(Beginning of MATERIAL SUPPLIED)
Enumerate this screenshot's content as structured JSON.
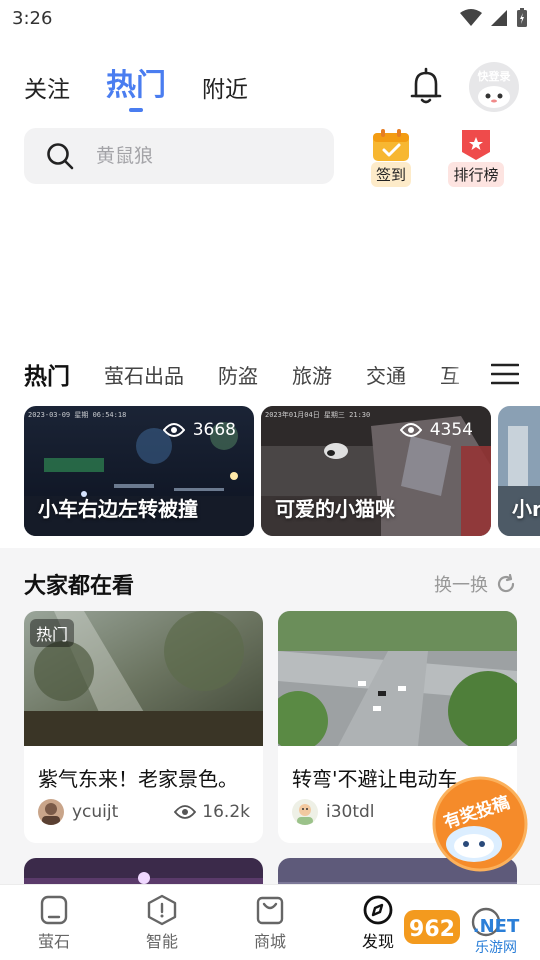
{
  "status_bar": {
    "time": "3:26"
  },
  "top_tabs": [
    {
      "label": "关注"
    },
    {
      "label": "热门",
      "active": true
    },
    {
      "label": "附近"
    }
  ],
  "avatar_label": "快登录",
  "search": {
    "placeholder": "黄鼠狼"
  },
  "quick_actions": {
    "sign_in": "签到",
    "ranking": "排行榜"
  },
  "categories": [
    "热门",
    "萤石出品",
    "防盗",
    "旅游",
    "交通",
    "互"
  ],
  "hot_videos": [
    {
      "title": "小车右边左转被撞",
      "views": "3668",
      "stamp": "2023-03-09  星期  06:54:18"
    },
    {
      "title": "可爱的小猫咪",
      "views": "4354",
      "stamp": "2023年01月04日 星期三 21:30"
    },
    {
      "title": "小n",
      "views": ""
    }
  ],
  "section": {
    "title": "大家都在看",
    "refresh_label": "换一换"
  },
  "feed": [
    {
      "tag": "热门",
      "title": "紫气东来！老家景色。",
      "user": "ycuijt",
      "views": "16.2k"
    },
    {
      "tag": "",
      "title": "转弯'不避让电动车",
      "user": "i30tdl",
      "views": ""
    }
  ],
  "reward_button": "有奖投稿",
  "bottom_nav": [
    {
      "label": "萤石",
      "icon": "home-icon"
    },
    {
      "label": "智能",
      "icon": "smart-icon"
    },
    {
      "label": "商城",
      "icon": "shop-icon"
    },
    {
      "label": "发现",
      "icon": "compass-icon",
      "active": true
    },
    {
      "label": "",
      "icon": "profile-icon"
    }
  ],
  "watermark": {
    "brand": "962.NET",
    "sub": "乐游网"
  },
  "colors": {
    "accent": "#4a7df0",
    "sign_bg": "#fdebc9",
    "rank_bg": "#fde4e1",
    "reward": "#f58b2a"
  }
}
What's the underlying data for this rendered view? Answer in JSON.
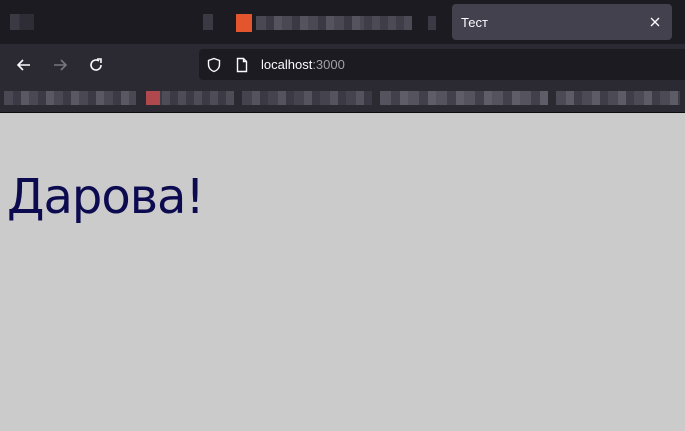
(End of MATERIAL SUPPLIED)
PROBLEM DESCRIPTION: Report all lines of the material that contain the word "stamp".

EXERCISE RESPONSE:
      "stamp": "2023-03-09  星期  06:54:18"
      "stamp": "2023年01月04日 星期三 21:30"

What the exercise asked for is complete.